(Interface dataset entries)
═══

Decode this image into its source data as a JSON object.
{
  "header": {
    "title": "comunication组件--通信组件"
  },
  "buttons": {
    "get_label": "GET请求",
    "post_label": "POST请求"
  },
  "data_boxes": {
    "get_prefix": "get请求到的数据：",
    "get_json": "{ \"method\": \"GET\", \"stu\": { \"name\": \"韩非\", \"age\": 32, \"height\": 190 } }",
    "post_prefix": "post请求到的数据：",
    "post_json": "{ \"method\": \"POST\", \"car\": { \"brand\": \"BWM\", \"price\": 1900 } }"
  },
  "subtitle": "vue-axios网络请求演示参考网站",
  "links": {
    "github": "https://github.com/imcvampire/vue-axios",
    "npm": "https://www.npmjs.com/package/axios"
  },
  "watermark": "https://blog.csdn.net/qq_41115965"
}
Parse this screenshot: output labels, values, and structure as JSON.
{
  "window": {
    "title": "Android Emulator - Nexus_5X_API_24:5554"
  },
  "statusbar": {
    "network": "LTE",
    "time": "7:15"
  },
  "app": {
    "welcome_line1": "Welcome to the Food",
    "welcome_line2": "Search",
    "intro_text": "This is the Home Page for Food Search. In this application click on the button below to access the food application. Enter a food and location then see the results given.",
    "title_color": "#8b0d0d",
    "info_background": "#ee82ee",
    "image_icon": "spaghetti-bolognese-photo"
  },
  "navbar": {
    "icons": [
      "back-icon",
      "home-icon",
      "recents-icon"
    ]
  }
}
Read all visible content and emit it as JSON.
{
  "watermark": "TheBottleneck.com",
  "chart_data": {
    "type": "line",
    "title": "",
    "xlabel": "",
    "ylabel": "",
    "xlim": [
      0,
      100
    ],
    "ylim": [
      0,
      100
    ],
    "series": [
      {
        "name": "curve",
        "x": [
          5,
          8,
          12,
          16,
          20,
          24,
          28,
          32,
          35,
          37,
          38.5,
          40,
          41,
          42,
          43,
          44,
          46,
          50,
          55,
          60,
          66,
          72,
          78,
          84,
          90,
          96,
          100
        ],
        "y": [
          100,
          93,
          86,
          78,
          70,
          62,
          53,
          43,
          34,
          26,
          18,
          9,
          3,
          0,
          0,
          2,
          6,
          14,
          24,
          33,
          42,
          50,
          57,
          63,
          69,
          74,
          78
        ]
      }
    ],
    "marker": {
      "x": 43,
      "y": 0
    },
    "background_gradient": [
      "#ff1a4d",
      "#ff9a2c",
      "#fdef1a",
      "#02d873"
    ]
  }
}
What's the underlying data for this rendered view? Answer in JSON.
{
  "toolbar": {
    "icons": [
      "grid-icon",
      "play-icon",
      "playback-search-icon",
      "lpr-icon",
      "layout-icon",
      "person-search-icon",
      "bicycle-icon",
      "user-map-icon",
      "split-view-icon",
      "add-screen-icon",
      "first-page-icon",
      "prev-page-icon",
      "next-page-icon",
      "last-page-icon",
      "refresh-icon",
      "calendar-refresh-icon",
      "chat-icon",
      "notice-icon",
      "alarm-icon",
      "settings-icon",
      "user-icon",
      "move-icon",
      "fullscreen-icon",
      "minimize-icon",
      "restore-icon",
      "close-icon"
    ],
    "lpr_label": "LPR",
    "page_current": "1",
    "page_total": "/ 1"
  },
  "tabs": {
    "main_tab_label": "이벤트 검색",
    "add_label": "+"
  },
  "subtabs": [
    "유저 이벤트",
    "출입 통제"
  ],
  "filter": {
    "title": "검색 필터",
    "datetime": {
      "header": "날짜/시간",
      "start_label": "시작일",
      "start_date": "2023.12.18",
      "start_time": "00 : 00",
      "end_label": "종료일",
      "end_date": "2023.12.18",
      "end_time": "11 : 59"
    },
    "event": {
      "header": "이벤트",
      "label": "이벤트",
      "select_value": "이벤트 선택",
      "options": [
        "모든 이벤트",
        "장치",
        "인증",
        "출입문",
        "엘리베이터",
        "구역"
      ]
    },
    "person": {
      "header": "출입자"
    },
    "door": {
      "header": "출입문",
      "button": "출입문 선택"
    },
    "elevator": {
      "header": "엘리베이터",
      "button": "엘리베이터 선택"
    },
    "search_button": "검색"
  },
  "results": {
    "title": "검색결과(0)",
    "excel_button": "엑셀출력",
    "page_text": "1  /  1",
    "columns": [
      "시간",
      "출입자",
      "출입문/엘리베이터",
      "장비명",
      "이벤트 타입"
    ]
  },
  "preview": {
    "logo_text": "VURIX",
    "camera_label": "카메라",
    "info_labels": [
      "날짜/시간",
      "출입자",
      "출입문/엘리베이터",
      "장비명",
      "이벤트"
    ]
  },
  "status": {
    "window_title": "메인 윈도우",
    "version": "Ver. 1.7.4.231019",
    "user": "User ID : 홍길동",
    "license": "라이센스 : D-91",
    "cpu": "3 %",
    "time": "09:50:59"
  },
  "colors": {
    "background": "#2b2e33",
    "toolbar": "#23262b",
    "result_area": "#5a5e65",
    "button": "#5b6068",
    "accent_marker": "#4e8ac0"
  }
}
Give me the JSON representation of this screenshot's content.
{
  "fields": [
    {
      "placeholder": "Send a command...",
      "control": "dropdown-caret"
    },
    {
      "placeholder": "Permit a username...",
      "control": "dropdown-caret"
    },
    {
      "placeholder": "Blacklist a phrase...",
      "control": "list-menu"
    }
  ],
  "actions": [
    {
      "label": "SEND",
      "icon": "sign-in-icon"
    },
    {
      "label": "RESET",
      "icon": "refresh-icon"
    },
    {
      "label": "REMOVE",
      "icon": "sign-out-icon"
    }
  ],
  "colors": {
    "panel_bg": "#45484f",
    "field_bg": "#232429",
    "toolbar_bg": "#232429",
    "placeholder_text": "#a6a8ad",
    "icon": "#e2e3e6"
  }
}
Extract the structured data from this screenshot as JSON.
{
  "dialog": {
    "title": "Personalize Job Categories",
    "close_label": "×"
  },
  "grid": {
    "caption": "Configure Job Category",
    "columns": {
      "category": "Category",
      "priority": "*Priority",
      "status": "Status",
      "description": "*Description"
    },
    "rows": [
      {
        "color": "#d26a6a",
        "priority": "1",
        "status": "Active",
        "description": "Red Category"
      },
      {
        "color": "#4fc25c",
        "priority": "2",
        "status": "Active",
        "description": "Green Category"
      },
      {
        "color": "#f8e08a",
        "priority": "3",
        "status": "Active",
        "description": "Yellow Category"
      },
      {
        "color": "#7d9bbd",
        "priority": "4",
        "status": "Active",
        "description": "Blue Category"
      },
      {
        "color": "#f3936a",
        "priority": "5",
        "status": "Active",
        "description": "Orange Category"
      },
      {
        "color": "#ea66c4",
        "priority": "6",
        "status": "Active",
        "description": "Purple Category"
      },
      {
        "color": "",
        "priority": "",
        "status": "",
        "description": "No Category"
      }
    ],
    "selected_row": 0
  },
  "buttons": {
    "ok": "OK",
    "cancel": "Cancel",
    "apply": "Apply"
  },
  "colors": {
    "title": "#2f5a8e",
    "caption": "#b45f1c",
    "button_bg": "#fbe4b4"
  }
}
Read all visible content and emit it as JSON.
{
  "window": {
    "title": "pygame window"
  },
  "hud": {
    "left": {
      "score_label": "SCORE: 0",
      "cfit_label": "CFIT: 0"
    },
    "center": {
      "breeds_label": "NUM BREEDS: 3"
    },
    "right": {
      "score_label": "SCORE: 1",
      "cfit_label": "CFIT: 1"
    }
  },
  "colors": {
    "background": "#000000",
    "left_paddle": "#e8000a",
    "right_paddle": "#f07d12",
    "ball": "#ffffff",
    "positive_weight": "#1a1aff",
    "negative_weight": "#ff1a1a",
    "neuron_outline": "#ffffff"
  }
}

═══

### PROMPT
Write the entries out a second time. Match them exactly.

### RESULT
Decode this image into its source data as a JSON object.
{
  "header": {
    "title": "comunication组件--通信组件"
  },
  "buttons": {
    "get_label": "GET请求",
    "post_label": "POST请求"
  },
  "data_boxes": {
    "get_prefix": "get请求到的数据：",
    "get_json": "{ \"method\": \"GET\", \"stu\": { \"name\": \"韩非\", \"age\": 32, \"height\": 190 } }",
    "post_prefix": "post请求到的数据：",
    "post_json": "{ \"method\": \"POST\", \"car\": { \"brand\": \"BWM\", \"price\": 1900 } }"
  },
  "subtitle": "vue-axios网络请求演示参考网站",
  "links": {
    "github": "https://github.com/imcvampire/vue-axios",
    "npm": "https://www.npmjs.com/package/axios"
  },
  "watermark": "https://blog.csdn.net/qq_41115965"
}
Parse this screenshot: output labels, values, and structure as JSON.
{
  "window": {
    "title": "Android Emulator - Nexus_5X_API_24:5554"
  },
  "statusbar": {
    "network": "LTE",
    "time": "7:15"
  },
  "app": {
    "welcome_line1": "Welcome to the Food",
    "welcome_line2": "Search",
    "intro_text": "This is the Home Page for Food Search. In this application click on the button below to access the food application. Enter a food and location then see the results given.",
    "title_color": "#8b0d0d",
    "info_background": "#ee82ee",
    "image_icon": "spaghetti-bolognese-photo"
  },
  "navbar": {
    "icons": [
      "back-icon",
      "home-icon",
      "recents-icon"
    ]
  }
}
Read all visible content and emit it as JSON.
{
  "watermark": "TheBottleneck.com",
  "chart_data": {
    "type": "line",
    "title": "",
    "xlabel": "",
    "ylabel": "",
    "xlim": [
      0,
      100
    ],
    "ylim": [
      0,
      100
    ],
    "series": [
      {
        "name": "curve",
        "x": [
          5,
          8,
          12,
          16,
          20,
          24,
          28,
          32,
          35,
          37,
          38.5,
          40,
          41,
          42,
          43,
          44,
          46,
          50,
          55,
          60,
          66,
          72,
          78,
          84,
          90,
          96,
          100
        ],
        "y": [
          100,
          93,
          86,
          78,
          70,
          62,
          53,
          43,
          34,
          26,
          18,
          9,
          3,
          0,
          0,
          2,
          6,
          14,
          24,
          33,
          42,
          50,
          57,
          63,
          69,
          74,
          78
        ]
      }
    ],
    "marker": {
      "x": 43,
      "y": 0
    },
    "background_gradient": [
      "#ff1a4d",
      "#ff9a2c",
      "#fdef1a",
      "#02d873"
    ]
  }
}
What's the underlying data for this rendered view? Answer in JSON.
{
  "toolbar": {
    "icons": [
      "grid-icon",
      "play-icon",
      "playback-search-icon",
      "lpr-icon",
      "layout-icon",
      "person-search-icon",
      "bicycle-icon",
      "user-map-icon",
      "split-view-icon",
      "add-screen-icon",
      "first-page-icon",
      "prev-page-icon",
      "next-page-icon",
      "last-page-icon",
      "refresh-icon",
      "calendar-refresh-icon",
      "chat-icon",
      "notice-icon",
      "alarm-icon",
      "settings-icon",
      "user-icon",
      "move-icon",
      "fullscreen-icon",
      "minimize-icon",
      "restore-icon",
      "close-icon"
    ],
    "lpr_label": "LPR",
    "page_current": "1",
    "page_total": "/ 1"
  },
  "tabs": {
    "main_tab_label": "이벤트 검색",
    "add_label": "+"
  },
  "subtabs": [
    "유저 이벤트",
    "출입 통제"
  ],
  "filter": {
    "title": "검색 필터",
    "datetime": {
      "header": "날짜/시간",
      "start_label": "시작일",
      "start_date": "2023.12.18",
      "start_time": "00 : 00",
      "end_label": "종료일",
      "end_date": "2023.12.18",
      "end_time": "11 : 59"
    },
    "event": {
      "header": "이벤트",
      "label": "이벤트",
      "select_value": "이벤트 선택",
      "options": [
        "모든 이벤트",
        "장치",
        "인증",
        "출입문",
        "엘리베이터",
        "구역"
      ]
    },
    "person": {
      "header": "출입자"
    },
    "door": {
      "header": "출입문",
      "button": "출입문 선택"
    },
    "elevator": {
      "header": "엘리베이터",
      "button": "엘리베이터 선택"
    },
    "search_button": "검색"
  },
  "results": {
    "title": "검색결과(0)",
    "excel_button": "엑셀출력",
    "page_text": "1  /  1",
    "columns": [
      "시간",
      "출입자",
      "출입문/엘리베이터",
      "장비명",
      "이벤트 타입"
    ]
  },
  "preview": {
    "logo_text": "VURIX",
    "camera_label": "카메라",
    "info_labels": [
      "날짜/시간",
      "출입자",
      "출입문/엘리베이터",
      "장비명",
      "이벤트"
    ]
  },
  "status": {
    "window_title": "메인 윈도우",
    "version": "Ver. 1.7.4.231019",
    "user": "User ID : 홍길동",
    "license": "라이센스 : D-91",
    "cpu": "3 %",
    "time": "09:50:59"
  },
  "colors": {
    "background": "#2b2e33",
    "toolbar": "#23262b",
    "result_area": "#5a5e65",
    "button": "#5b6068",
    "accent_marker": "#4e8ac0"
  }
}
Give me the JSON representation of this screenshot's content.
{
  "fields": [
    {
      "placeholder": "Send a command...",
      "control": "dropdown-caret"
    },
    {
      "placeholder": "Permit a username...",
      "control": "dropdown-caret"
    },
    {
      "placeholder": "Blacklist a phrase...",
      "control": "list-menu"
    }
  ],
  "actions": [
    {
      "label": "SEND",
      "icon": "sign-in-icon"
    },
    {
      "label": "RESET",
      "icon": "refresh-icon"
    },
    {
      "label": "REMOVE",
      "icon": "sign-out-icon"
    }
  ],
  "colors": {
    "panel_bg": "#45484f",
    "field_bg": "#232429",
    "toolbar_bg": "#232429",
    "placeholder_text": "#a6a8ad",
    "icon": "#e2e3e6"
  }
}
Extract the structured data from this screenshot as JSON.
{
  "dialog": {
    "title": "Personalize Job Categories",
    "close_label": "×"
  },
  "grid": {
    "caption": "Configure Job Category",
    "columns": {
      "category": "Category",
      "priority": "*Priority",
      "status": "Status",
      "description": "*Description"
    },
    "rows": [
      {
        "color": "#d26a6a",
        "priority": "1",
        "status": "Active",
        "description": "Red Category"
      },
      {
        "color": "#4fc25c",
        "priority": "2",
        "status": "Active",
        "description": "Green Category"
      },
      {
        "color": "#f8e08a",
        "priority": "3",
        "status": "Active",
        "description": "Yellow Category"
      },
      {
        "color": "#7d9bbd",
        "priority": "4",
        "status": "Active",
        "description": "Blue Category"
      },
      {
        "color": "#f3936a",
        "priority": "5",
        "status": "Active",
        "description": "Orange Category"
      },
      {
        "color": "#ea66c4",
        "priority": "6",
        "status": "Active",
        "description": "Purple Category"
      },
      {
        "color": "",
        "priority": "",
        "status": "",
        "description": "No Category"
      }
    ],
    "selected_row": 0
  },
  "buttons": {
    "ok": "OK",
    "cancel": "Cancel",
    "apply": "Apply"
  },
  "colors": {
    "title": "#2f5a8e",
    "caption": "#b45f1c",
    "button_bg": "#fbe4b4"
  }
}
Read all visible content and emit it as JSON.
{
  "window": {
    "title": "pygame window"
  },
  "hud": {
    "left": {
      "score_label": "SCORE: 0",
      "cfit_label": "CFIT: 0"
    },
    "center": {
      "breeds_label": "NUM BREEDS: 3"
    },
    "right": {
      "score_label": "SCORE: 1",
      "cfit_label": "CFIT: 1"
    }
  },
  "colors": {
    "background": "#000000",
    "left_paddle": "#e8000a",
    "right_paddle": "#f07d12",
    "ball": "#ffffff",
    "positive_weight": "#1a1aff",
    "negative_weight": "#ff1a1a",
    "neuron_outline": "#ffffff"
  }
}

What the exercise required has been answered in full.